Flavors in an Experiential Economy

In her presentation “Global Trends – What’s Next for Flavors?” LuAnn Williams, co-founder and director of innovation, Innova Market Insights provides a macro view of the upcoming mega trends impacting flavor, food and beverage. She cites globalization, the rise of single households, uncertainty and volatility in the global economy, and the cost of unhealthy lifestyles as factors that contribute to new product development. As a result, consumers are looking more towards living and discovering new experiences versus acquiring materials. The experiential economy is booming, with 78% of millennials preferring to spend money on an experience or event over buying something desirable. What does this mean for flavor innovation?

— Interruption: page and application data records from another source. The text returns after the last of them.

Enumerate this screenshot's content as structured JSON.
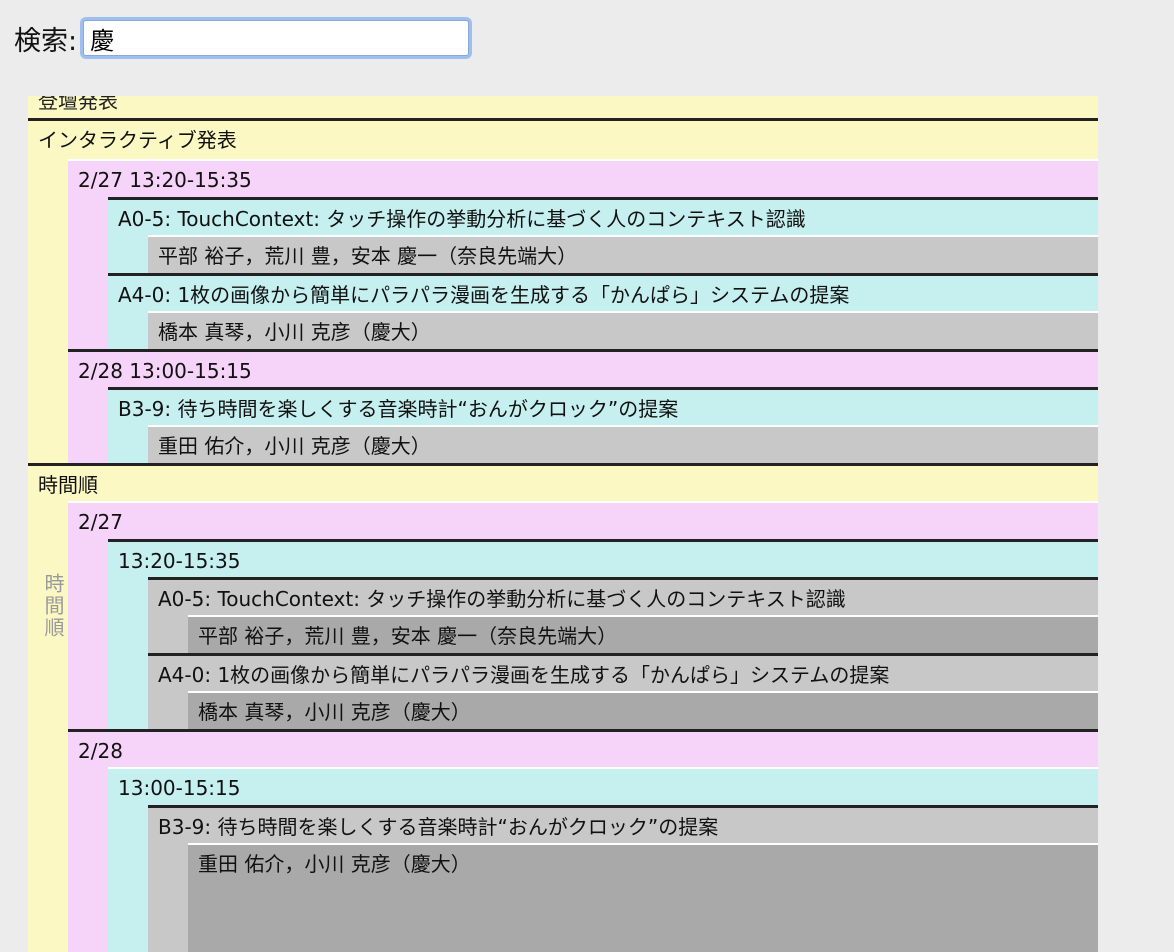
{
  "search": {
    "label": "検索:",
    "value": "慶"
  },
  "tree": {
    "cut_heading": "登壇発表",
    "interactive": {
      "heading": "インタラクティブ発表",
      "sessions": [
        {
          "time": "2/27 13:20-15:35",
          "papers": [
            {
              "title": "A0-5: TouchContext: タッチ操作の挙動分析に基づく人のコンテキスト認識",
              "authors": "平部 裕子，荒川 豊，安本 慶一（奈良先端大）"
            },
            {
              "title": "A4-0: 1枚の画像から簡単にパラパラ漫画を生成する「かんぱら」システムの提案",
              "authors": "橋本 真琴，小川 克彦（慶大）"
            }
          ]
        },
        {
          "time": "2/28 13:00-15:15",
          "papers": [
            {
              "title": "B3-9: 待ち時間を楽しくする音楽時計“おんがクロック”の提案",
              "authors": "重田 佑介，小川 克彦（慶大）"
            }
          ]
        }
      ]
    },
    "chronological": {
      "heading": "時間順",
      "side_label": "時間順",
      "days": [
        {
          "date": "2/27",
          "slots": [
            {
              "time": "13:20-15:35",
              "papers": [
                {
                  "title": "A0-5: TouchContext: タッチ操作の挙動分析に基づく人のコンテキスト認識",
                  "authors": "平部 裕子，荒川 豊，安本 慶一（奈良先端大）"
                },
                {
                  "title": "A4-0: 1枚の画像から簡単にパラパラ漫画を生成する「かんぱら」システムの提案",
                  "authors": "橋本 真琴，小川 克彦（慶大）"
                }
              ]
            }
          ]
        },
        {
          "date": "2/28",
          "slots": [
            {
              "time": "13:00-15:15",
              "papers": [
                {
                  "title": "B3-9: 待ち時間を楽しくする音楽時計“おんがクロック”の提案",
                  "authors": "重田 佑介，小川 克彦（慶大）"
                }
              ]
            }
          ]
        }
      ]
    }
  }
}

As brands, retailers and service providers focus on experience-centric product innovations, it’s an opportunity for the flavor industry to consider both taste and color to delight the senses through sensory storytelling. Flavor trends include ethnic sauces and seasonings, plant-based and flexitarian diets, herbs and processing for flavors (i.e. small-batch, freeze-dried, stone ground, cold pressed).

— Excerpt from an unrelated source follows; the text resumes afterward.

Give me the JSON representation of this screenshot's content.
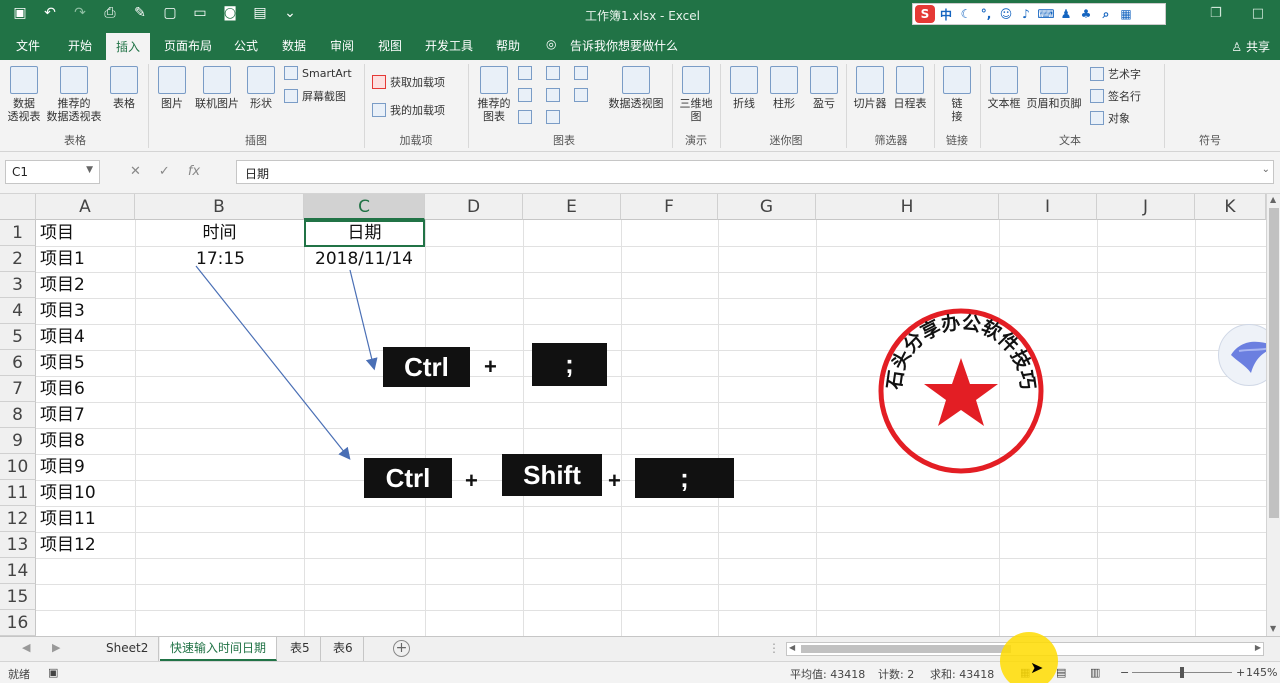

Williams predicts discovery as the top trend for 2019 as consumers look to unexpected flavor trends (ginger and chocolate, chili chocolate, sparkling wine-flavored potato chips and multisensory dining experiences) to satisfy their curiosity for adventure.

Inoculating the Public Against Chemophobia

It’s safe to say that education is a key preventative tool against chemophobia, the fear of chemicals. Chemistry teacher and advocate James Kennedy discussed his experience as an educator to shed light on chemicals and its purpose in the classroom. In his presentation, “Inoculating the Public Against Chemophobia,” Kennedy cited the lack of outreach and education in school on chemistry that breeds chemophobia. He argued that removing the word “chemical” as a noun and instead of replacing it with terminology to describe a material (i.e. acid, solvent, metal, powder) will shed a positive association between chemistry and the world around us. Instead of focusing on elements, Kennedy suggested an emphasis on molecules, modern chemistry and storytelling to provide a useful and practical outlook on the subject.

“Children have a natural instinct to be experimenters,” he explained; and whether it’s a big budget, factual documentary or a shift in the curriculum towards practical uses in chemistry, there is a significant opportunity to change the way we think about chemicals, chemistry and science.